Egypt and the Suez Canal British and French agents raises taxes to pay off Egypts debts which increases discontent. Uprising by Egyptian military under Arabi Pasha threatens Western access to the Suez Canal. 1882: British send army into Egypt to protect canal and other interests, stay for 70 years, but leave Egyptian government in place. Forces British to intervene in Sudan Charles Chinese Gordon (1885) 1902: Aswan Dam, first dam across the Nile, increases agricultural output.
Expansion into the Interior French wish to expand up the Senegal River and connect with the Niger River. Build a railroad to connect interior river basins. Open up interior to French merchants. Involves military conquest and exploration of interior.
Dr. Livingstone I presume… Exploration of the interior of Africa had been happening throughout 19 th century. Dr. David Livingstone: Scottish missionary who traced the Zambezi River scouting sites for missionaries. Henry Morton Stanley: American journalist. Meets Livingstone on the Congo River in Describes finding lost missionary to great sales. Sensationalist reporting encourages further exploration.
Stanley and King Leopold II Stanley persuades King Leopold II of Belgium to invest his fortunes in opening up equatorial Africa : Stanley establishes trading posts along the southern bank of the Congo River. Savorgnan de Brazza: Italian serving in the French army, obtains a treaty giving the French the right of protection over the north bank of the Congo. Congo Free State
Berlin Conference (1884) In response to competition over the Congo. Must show effective occupation to claim rights in Africa. Effective occupation is expensive. West Africa: Overthrow Muslim rulers, make use of existing trade networks and force heavy taxation. Equatorial Africa: Farm huge pieces of land out to private companies who forced inhabitants to provide cash crops. Rubber boom in Congo Free State most oppressive.
The Rubber Terror We begged the white men to leave us alone, saying we could get no more rubber, but the white men and their soldiers said: Go. You are only beasts yourselves, you are only meat. We tried, always going further into the forest, and when we failed and our rubber was short, the soldiers came to our towns and killed us. Many were shot, some had their ears cut off; others were tied up with ropes around their necks and bodies and taken away. – report by Congolese refugee to British consul
The Rubber Terror The baskets of severed hands, set down at the feet of the European post commanders, became the symbol of the Congo Free State.... The collection of hands became an end in itself. Force Publique soldiers brought them to the stations in place of rubber; they even went out to harvest them instead of rubber... They became a sort of currency. They came to be used to make up for shortfalls in rubber quotas… the Force Publique soldiers were paid their bonuses on the basis of how many hands they collected. – historian Peter Forbath

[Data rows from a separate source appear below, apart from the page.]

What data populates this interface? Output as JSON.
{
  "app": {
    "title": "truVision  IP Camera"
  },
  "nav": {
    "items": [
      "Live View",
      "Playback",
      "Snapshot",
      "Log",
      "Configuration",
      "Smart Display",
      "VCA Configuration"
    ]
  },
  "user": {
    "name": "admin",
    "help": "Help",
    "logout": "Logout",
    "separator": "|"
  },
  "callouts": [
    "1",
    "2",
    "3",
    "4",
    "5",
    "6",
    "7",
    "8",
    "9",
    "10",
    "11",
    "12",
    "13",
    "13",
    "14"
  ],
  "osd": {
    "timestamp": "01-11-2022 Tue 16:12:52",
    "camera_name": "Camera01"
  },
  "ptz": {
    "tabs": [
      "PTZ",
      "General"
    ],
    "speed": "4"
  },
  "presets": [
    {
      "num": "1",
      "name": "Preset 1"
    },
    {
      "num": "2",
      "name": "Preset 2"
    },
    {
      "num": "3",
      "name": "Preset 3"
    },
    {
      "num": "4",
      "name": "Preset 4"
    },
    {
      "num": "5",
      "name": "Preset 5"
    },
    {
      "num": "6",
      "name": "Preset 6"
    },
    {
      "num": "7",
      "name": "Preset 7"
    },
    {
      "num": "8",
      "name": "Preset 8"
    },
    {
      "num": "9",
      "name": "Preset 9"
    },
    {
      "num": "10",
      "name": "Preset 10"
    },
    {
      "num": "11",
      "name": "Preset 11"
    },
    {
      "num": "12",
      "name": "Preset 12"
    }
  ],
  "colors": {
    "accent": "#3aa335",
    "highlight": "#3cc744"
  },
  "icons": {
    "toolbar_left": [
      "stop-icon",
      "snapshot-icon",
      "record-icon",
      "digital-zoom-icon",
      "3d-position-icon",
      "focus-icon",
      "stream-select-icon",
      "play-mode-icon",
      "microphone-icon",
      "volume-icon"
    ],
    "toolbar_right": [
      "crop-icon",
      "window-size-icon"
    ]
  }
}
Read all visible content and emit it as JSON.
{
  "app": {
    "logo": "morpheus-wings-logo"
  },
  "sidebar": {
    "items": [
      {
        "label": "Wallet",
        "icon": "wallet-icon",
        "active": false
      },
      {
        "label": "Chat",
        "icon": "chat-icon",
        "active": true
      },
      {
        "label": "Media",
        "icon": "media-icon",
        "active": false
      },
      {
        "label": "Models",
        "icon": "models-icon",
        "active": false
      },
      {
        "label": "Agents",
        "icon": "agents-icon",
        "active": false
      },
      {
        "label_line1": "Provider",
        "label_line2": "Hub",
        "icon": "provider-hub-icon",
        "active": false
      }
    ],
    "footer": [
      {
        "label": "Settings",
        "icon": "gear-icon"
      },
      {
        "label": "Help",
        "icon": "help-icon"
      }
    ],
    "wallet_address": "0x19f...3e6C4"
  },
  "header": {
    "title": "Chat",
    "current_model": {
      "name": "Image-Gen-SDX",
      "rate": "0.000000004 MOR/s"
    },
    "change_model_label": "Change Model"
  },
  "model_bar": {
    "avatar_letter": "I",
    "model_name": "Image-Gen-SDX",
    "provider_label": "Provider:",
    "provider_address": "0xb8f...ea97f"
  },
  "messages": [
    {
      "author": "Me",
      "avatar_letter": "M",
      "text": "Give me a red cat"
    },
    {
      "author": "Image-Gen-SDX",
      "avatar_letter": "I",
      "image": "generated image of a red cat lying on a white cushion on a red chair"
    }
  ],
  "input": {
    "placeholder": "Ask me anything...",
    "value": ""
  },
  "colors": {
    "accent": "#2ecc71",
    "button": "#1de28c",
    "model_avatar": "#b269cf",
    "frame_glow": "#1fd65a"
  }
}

Responses to Colonialism Africa was not empty before the arrival of Europeans. Some saw Europeans as allies in local struggles. Sought work with colonial powers and sent children to missionary schools. Pastoral and warrior cultures fought back (Zulu, Ndebele, Herero) and were met with violent responses. Muslim states organized jihad against colonizers.
Responses to Colonialism Rich commercial states also resisted. Asante of the Gold Coast rise up in 1874, 1896, and 1900 before being overwhelmed. Benin destroyed in a punitive expedition in Ethiopia: Long tradition of trading with Europeans. Stuck between Muslim Sudan and French and Italian colonies. 1896: Ethiopians defeat 20,000 Italian troops.